When Pyeongchang first pitched itself to host the Olympic games 15 years ago, few people within South Korea could even locate it on a map.
The city nestled in the Taebaek Mountains had fewer than 5,000 residents, only one major highway, and no train line. The remote villages that made up the Gangwon Province were better known for dried pollack than ski slopes.
But as the world's top athletes converge on this region for the winter games, Gangwon's Governor Moon-soon Choi says attitudes toward his region are changing, in part because of its physical transformation.
High-speed rail now connects Gangwon's economic center to the capital, Seoul. A casino attracts tourists from the capital city. Snow-covered rice paddies have been replaced by Olympic skating rinks.
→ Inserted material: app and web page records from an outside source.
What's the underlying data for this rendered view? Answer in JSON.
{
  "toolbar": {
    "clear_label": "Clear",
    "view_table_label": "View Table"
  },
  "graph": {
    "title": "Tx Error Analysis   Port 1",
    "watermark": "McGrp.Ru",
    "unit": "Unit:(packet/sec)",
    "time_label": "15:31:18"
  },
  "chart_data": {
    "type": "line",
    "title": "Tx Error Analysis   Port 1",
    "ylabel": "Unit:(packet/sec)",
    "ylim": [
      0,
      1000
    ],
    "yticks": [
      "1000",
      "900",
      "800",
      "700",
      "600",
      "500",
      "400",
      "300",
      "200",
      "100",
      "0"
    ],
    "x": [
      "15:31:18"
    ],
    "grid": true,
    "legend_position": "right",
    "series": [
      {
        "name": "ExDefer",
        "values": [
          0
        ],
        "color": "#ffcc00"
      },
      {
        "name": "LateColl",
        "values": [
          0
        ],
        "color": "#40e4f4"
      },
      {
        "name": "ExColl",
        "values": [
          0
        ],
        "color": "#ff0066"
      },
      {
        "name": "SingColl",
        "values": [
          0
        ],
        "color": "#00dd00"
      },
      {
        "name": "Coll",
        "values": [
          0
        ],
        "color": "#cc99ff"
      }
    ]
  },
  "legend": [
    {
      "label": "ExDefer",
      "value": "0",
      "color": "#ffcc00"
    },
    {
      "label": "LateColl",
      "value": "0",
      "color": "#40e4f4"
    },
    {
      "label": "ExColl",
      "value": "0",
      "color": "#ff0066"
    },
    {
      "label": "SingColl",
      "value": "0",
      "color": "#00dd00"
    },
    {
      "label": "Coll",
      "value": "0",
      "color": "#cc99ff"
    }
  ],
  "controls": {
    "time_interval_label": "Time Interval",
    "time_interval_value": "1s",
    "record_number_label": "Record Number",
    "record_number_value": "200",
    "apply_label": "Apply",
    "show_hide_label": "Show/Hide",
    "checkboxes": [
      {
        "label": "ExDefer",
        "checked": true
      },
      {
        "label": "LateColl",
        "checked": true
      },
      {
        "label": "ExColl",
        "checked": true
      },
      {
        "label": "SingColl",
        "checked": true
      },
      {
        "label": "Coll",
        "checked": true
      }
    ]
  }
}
"Economic growth has been quite significant," Choi said. "This area has become more internationalized since we improved the port and harbor. We started having cruises come over, and our employment rate increased."